A compelling courtroom drama and a gritty, aromatic evocation of place, inspired by recent events. The debut novel by a British writer with nearly two decades of African experience explores the damage done by Westerners with the best of intentions: not conquering colonial officers this time, but the high-minded defenders of international justice.
Bereaved British lawyer Paula Shackleton has good reason to pine for obscurity. So when US law professor Stanton Peabody III unexpectedly offers her a job in the Red Sea capital of Lira, she accepts. Her boss, an eccentric African-American expert on international law with several ideological axes to grind, represents a Horn of Africa government at war with its neighbour over a poorly defined colonial border.

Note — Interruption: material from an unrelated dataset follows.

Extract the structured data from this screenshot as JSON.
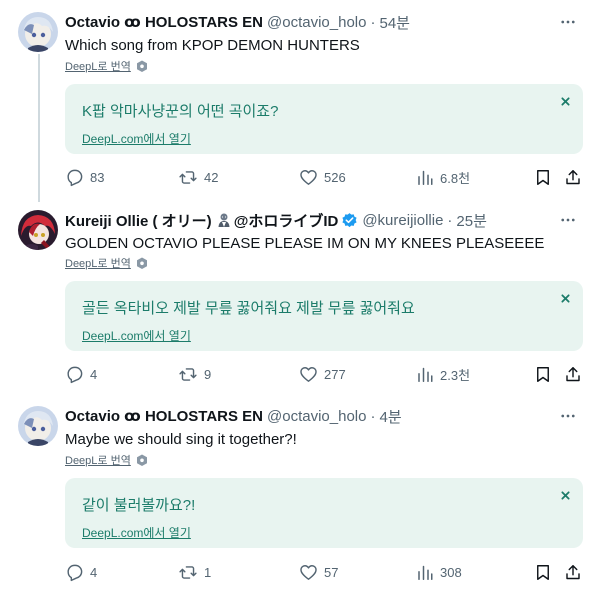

Shuttling between the sun-dazed mountain-top city of Lira and the Peace Palace in The Hague, the two lawyers argue their case before a panel of western judges. But even as Paula learns the tricks of Stanton's unusual trade, the friendships she forges in Lira with locals lead her to question the morality of working for an African government whose treatment of its own citizens becomes ever more brutal.